Prompt:
Leave every picture out and write out the records below exactly.

Dataset rows for apps and sites
# # #

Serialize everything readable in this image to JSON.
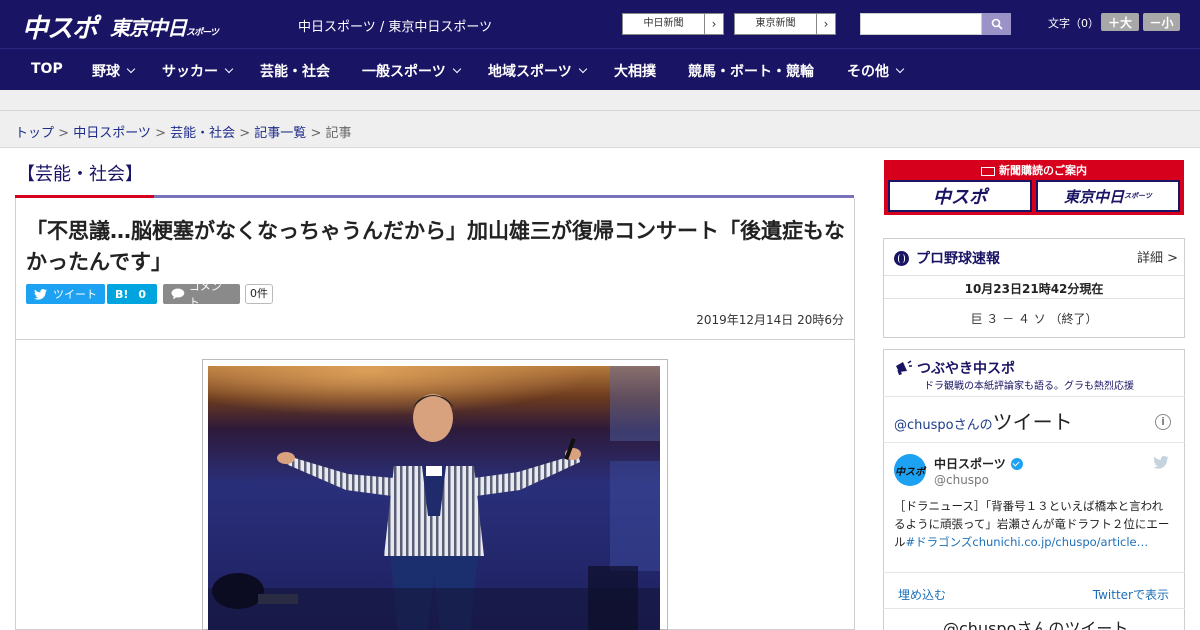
{
  "header": {
    "logo_main": "中スポ",
    "logo_tokyo": "東京中日",
    "logo_tokyo_sub": "スポーツ",
    "site_link_chunichi": "中日スポーツ",
    "site_link_sep": " / ",
    "site_link_tokyo": "東京中日スポーツ",
    "paper_btn_1": "中日新聞",
    "paper_btn_2": "東京新聞",
    "arrow": "›",
    "search_placeholder": "",
    "font_size_label": "文字（0）",
    "font_plus": "＋大",
    "font_minus": "－小"
  },
  "nav": {
    "items": [
      {
        "label": "TOP",
        "dropdown": false
      },
      {
        "label": "野球",
        "dropdown": true
      },
      {
        "label": "サッカー",
        "dropdown": true
      },
      {
        "label": "芸能・社会",
        "dropdown": false
      },
      {
        "label": "一般スポーツ",
        "dropdown": true
      },
      {
        "label": "地域スポーツ",
        "dropdown": true
      },
      {
        "label": "大相撲",
        "dropdown": false
      },
      {
        "label": "競馬・ボート・競輪",
        "dropdown": false
      },
      {
        "label": "その他",
        "dropdown": true
      }
    ]
  },
  "breadcrumb": {
    "items": [
      "トップ",
      "中日スポーツ",
      "芸能・社会",
      "記事一覧"
    ],
    "current": "記事",
    "separator": " > "
  },
  "article": {
    "category": "【芸能・社会】",
    "title": "「不思議…脳梗塞がなくなっちゃうんだから」加山雄三が復帰コンサート「後遺症もなかったんです」",
    "tweet_label": "ツイート",
    "hatena_label": "B!",
    "hatena_count": "0",
    "comment_label": "コメント",
    "comment_count": "0件",
    "date": "2019年12月14日 20時6分"
  },
  "sidebar": {
    "subscription": {
      "title": "新聞購読のご案内",
      "btn_1": "中スポ",
      "btn_2": "東京中日",
      "btn_2_sub": "スポーツ"
    },
    "baseball": {
      "title": "プロ野球速報",
      "more": "詳細 >",
      "timestamp": "10月23日21時42分現在",
      "score": "巨 ３ － ４ ソ （終了）"
    },
    "tsubuyaki": {
      "title": "つぶやき中スポ",
      "subtitle": "ドラ観戦の本紙評論家も語る。グラも熱烈応援"
    },
    "twitter": {
      "header_handle": "@chuspoさんの",
      "header_suffix": "ツイート",
      "account_name": "中日スポーツ",
      "account_handle": "@chuspo",
      "avatar_text": "中スポ",
      "tweet_text": "［ドラニュース］「背番号１３といえば橋本と言われるように頑張って」岩瀬さんが竜ドラフト２位にエール",
      "tweet_hashtag": "#ドラゴンズ",
      "tweet_link": "chunichi.co.jp/chuspo/article…",
      "embed_label": "埋め込む",
      "view_label": "Twitterで表示",
      "footer_text": "@chuspoさんのツイート"
    }
  },
  "colors": {
    "brand_navy": "#1a1464",
    "brand_red": "#d6001c",
    "accent_purple": "#7a72b8",
    "twitter_blue": "#1da1f2",
    "hatena_blue": "#00a4de",
    "link_blue": "#1d2b8a"
  }
}
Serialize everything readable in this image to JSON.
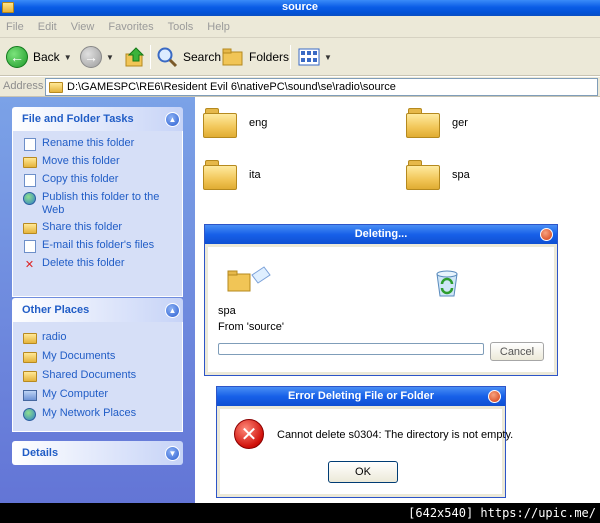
{
  "window": {
    "title": "source"
  },
  "menu": [
    "File",
    "Edit",
    "View",
    "Favorites",
    "Tools",
    "Help"
  ],
  "toolbar": {
    "back_label": "Back",
    "search_label": "Search",
    "folders_label": "Folders"
  },
  "address": {
    "label": "Address",
    "path": "D:\\GAMESPC\\RE6\\Resident Evil 6\\nativePC\\sound\\se\\radio\\source"
  },
  "tasks": {
    "title": "File and Folder Tasks",
    "items": [
      {
        "label": "Rename this folder",
        "icon": "rename-icon"
      },
      {
        "label": "Move this folder",
        "icon": "move-icon"
      },
      {
        "label": "Copy this folder",
        "icon": "copy-icon"
      },
      {
        "label": "Publish this folder to the Web",
        "icon": "publish-icon"
      },
      {
        "label": "Share this folder",
        "icon": "share-icon"
      },
      {
        "label": "E-mail this folder's files",
        "icon": "email-icon"
      },
      {
        "label": "Delete this folder",
        "icon": "delete-icon"
      }
    ]
  },
  "other_places": {
    "title": "Other Places",
    "items": [
      {
        "label": "radio",
        "icon": "folder-icon"
      },
      {
        "label": "My Documents",
        "icon": "folder-icon"
      },
      {
        "label": "Shared Documents",
        "icon": "folder-icon"
      },
      {
        "label": "My Computer",
        "icon": "computer-icon"
      },
      {
        "label": "My Network Places",
        "icon": "network-icon"
      }
    ]
  },
  "details": {
    "title": "Details"
  },
  "folders": [
    "eng",
    "ger",
    "ita",
    "spa"
  ],
  "deleting_dialog": {
    "title": "Deleting...",
    "item": "spa",
    "from": "From 'source'",
    "progress": 0.0,
    "cancel_label": "Cancel"
  },
  "error_dialog": {
    "title": "Error Deleting File or Folder",
    "message": "Cannot delete s0304: The directory is not empty.",
    "ok_label": "OK"
  },
  "watermark": "[642x540] https://upic.me/"
}
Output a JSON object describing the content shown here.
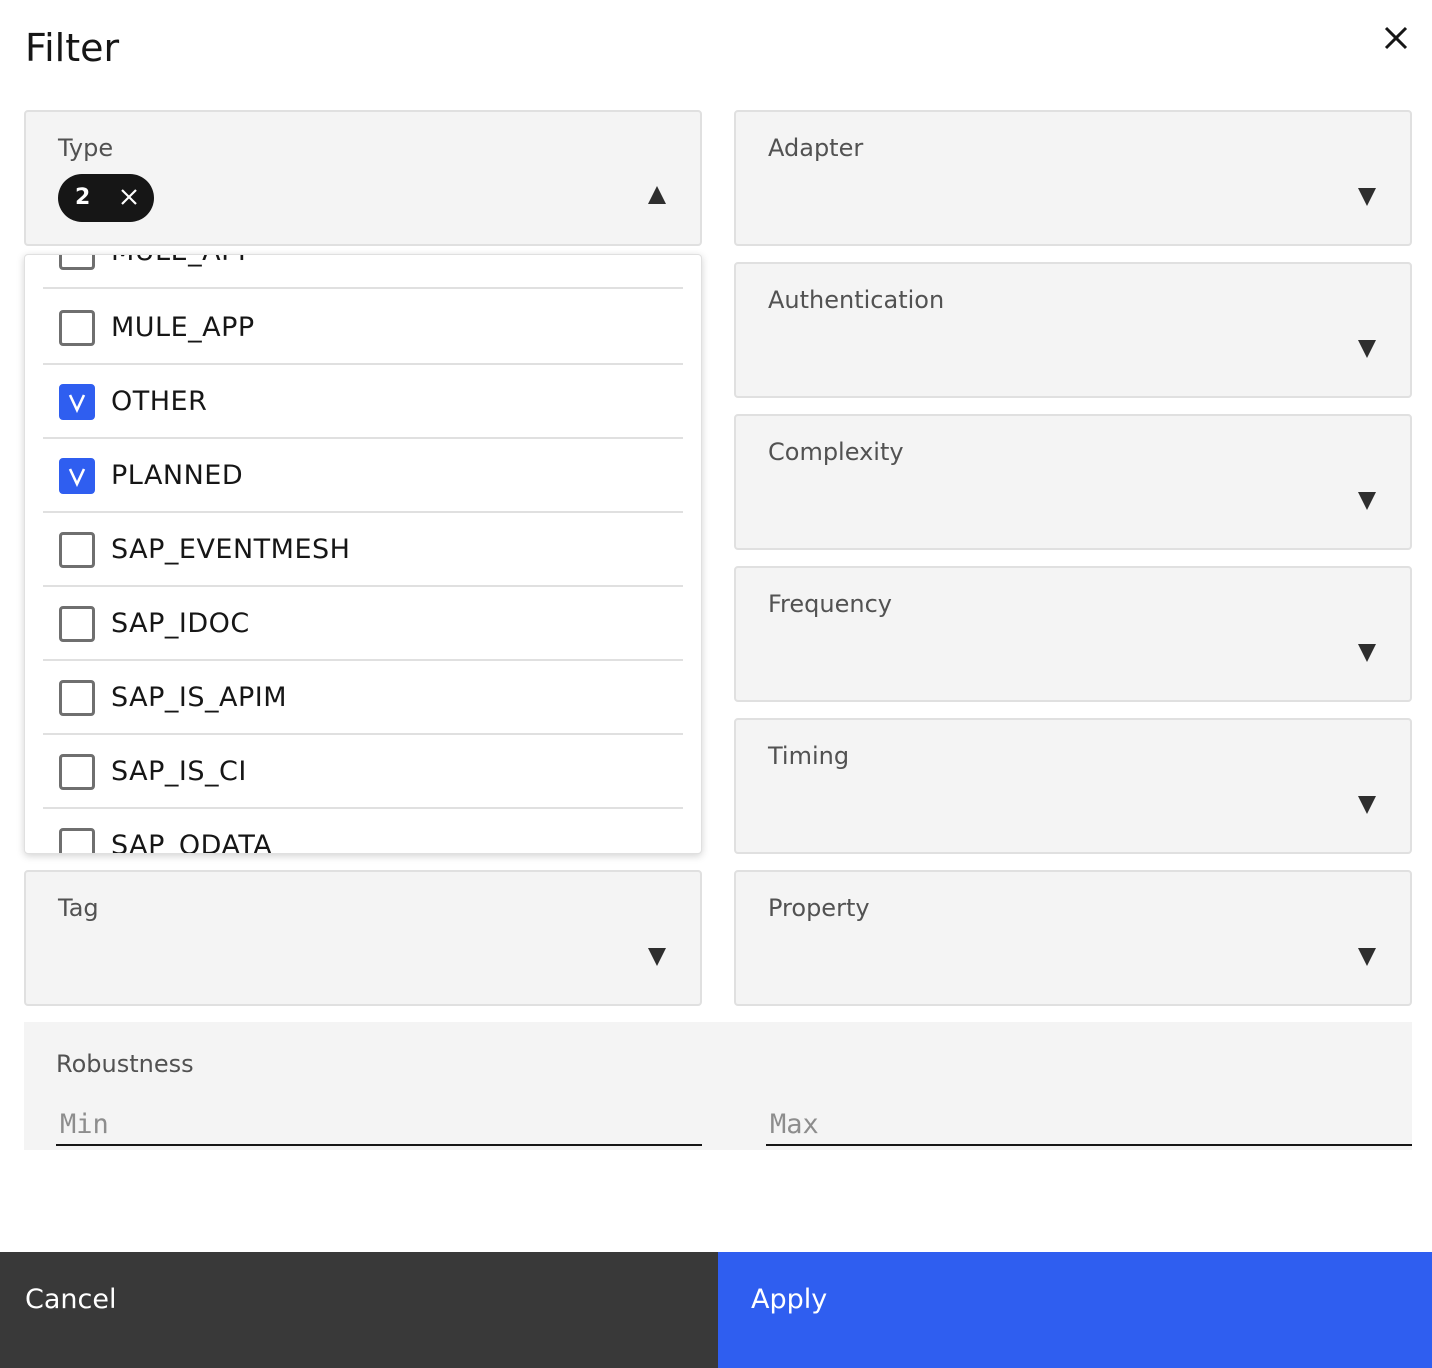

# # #

Written solution:
Serialize everything readable in this image to JSON.
{
  "header": {
    "logo_main": "中スポ",
    "logo_tokyo": "東京中日",
    "logo_tokyo_sub": "スポーツ",
    "site_link_chunichi": "中日スポーツ",
    "site_link_sep": " / ",
    "site_link_tokyo": "東京中日スポーツ",
    "paper_btn_1": "中日新聞",
    "paper_btn_2": "東京新聞",
    "arrow": "›",
    "search_placeholder": "",
    "font_size_label": "文字（0）",
    "font_plus": "＋大",
    "font_minus": "－小"
  },
  "nav": {
    "items": [
      {
        "label": "TOP",
        "dropdown": false
      },
      {
        "label": "野球",
        "dropdown": true
      },
      {
        "label": "サッカー",
        "dropdown": true
      },
      {
        "label": "芸能・社会",
        "dropdown": false
      },
      {
        "label": "一般スポーツ",
        "dropdown": true
      },
      {
        "label": "地域スポーツ",
        "dropdown": true
      },
      {
        "label": "大相撲",
        "dropdown": false
      },
      {
        "label": "競馬・ボート・競輪",
        "dropdown": false
      },
      {
        "label": "その他",
        "dropdown": true
      }
    ]
  },
  "breadcrumb": {
    "items": [
      "トップ",
      "中日スポーツ",
      "芸能・社会",
      "記事一覧"
    ],
    "current": "記事",
    "separator": " > "
  },
  "article": {
    "category": "【芸能・社会】",
    "title": "「不思議…脳梗塞がなくなっちゃうんだから」加山雄三が復帰コンサート「後遺症もなかったんです」",
    "tweet_label": "ツイート",
    "hatena_label": "B!",
    "hatena_count": "0",
    "comment_label": "コメント",
    "comment_count": "0件",
    "date": "2019年12月14日 20時6分"
  },
  "sidebar": {
    "subscription": {
      "title": "新聞購読のご案内",
      "btn_1": "中スポ",
      "btn_2": "東京中日",
      "btn_2_sub": "スポーツ"
    },
    "baseball": {
      "title": "プロ野球速報",
      "more": "詳細 >",
      "timestamp": "10月23日21時42分現在",
      "score": "巨 ３ － ４ ソ （終了）"
    },
    "tsubuyaki": {
      "title": "つぶやき中スポ",
      "subtitle": "ドラ観戦の本紙評論家も語る。グラも熱烈応援"
    },
    "twitter": {
      "header_handle": "@chuspoさんの",
      "header_suffix": "ツイート",
      "account_name": "中日スポーツ",
      "account_handle": "@chuspo",
      "avatar_text": "中スポ",
      "tweet_text": "［ドラニュース］「背番号１３といえば橋本と言われるように頑張って」岩瀬さんが竜ドラフト２位にエール",
      "tweet_hashtag": "#ドラゴンズ",
      "tweet_link": "chunichi.co.jp/chuspo/article…",
      "embed_label": "埋め込む",
      "view_label": "Twitterで表示",
      "footer_text": "@chuspoさんのツイート"
    }
  },
  "colors": {
    "brand_navy": "#1a1464",
    "brand_red": "#d6001c",
    "accent_purple": "#7a72b8",
    "twitter_blue": "#1da1f2",
    "hatena_blue": "#00a4de",
    "link_blue": "#1d2b8a"
  }
}
Serialize everything readable in this image to JSON.
{
  "window": {
    "title": "source"
  },
  "menu": [
    "File",
    "Edit",
    "View",
    "Favorites",
    "Tools",
    "Help"
  ],
  "toolbar": {
    "back_label": "Back",
    "search_label": "Search",
    "folders_label": "Folders"
  },
  "address": {
    "label": "Address",
    "path": "D:\\GAMESPC\\RE6\\Resident Evil 6\\nativePC\\sound\\se\\radio\\source"
  },
  "tasks": {
    "title": "File and Folder Tasks",
    "items": [
      {
        "label": "Rename this folder",
        "icon": "rename-icon"
      },
      {
        "label": "Move this folder",
        "icon": "move-icon"
      },
      {
        "label": "Copy this folder",
        "icon": "copy-icon"
      },
      {
        "label": "Publish this folder to the Web",
        "icon": "publish-icon"
      },
      {
        "label": "Share this folder",
        "icon": "share-icon"
      },
      {
        "label": "E-mail this folder's files",
        "icon": "email-icon"
      },
      {
        "label": "Delete this folder",
        "icon": "delete-icon"
      }
    ]
  },
  "other_places": {
    "title": "Other Places",
    "items": [
      {
        "label": "radio",
        "icon": "folder-icon"
      },
      {
        "label": "My Documents",
        "icon": "folder-icon"
      },
      {
        "label": "Shared Documents",
        "icon": "folder-icon"
      },
      {
        "label": "My Computer",
        "icon": "computer-icon"
      },
      {
        "label": "My Network Places",
        "icon": "network-icon"
      }
    ]
  },
  "details": {
    "title": "Details"
  },
  "folders": [
    "eng",
    "ger",
    "ita",
    "spa"
  ],
  "deleting_dialog": {
    "title": "Deleting...",
    "item": "spa",
    "from": "From 'source'",
    "progress": 0.0,
    "cancel_label": "Cancel"
  },
  "error_dialog": {
    "title": "Error Deleting File or Folder",
    "message": "Cannot delete s0304: The directory is not empty.",
    "ok_label": "OK"
  },
  "watermark": "[642x540] https://upic.me/"
}
Output a JSON object describing the content shown here.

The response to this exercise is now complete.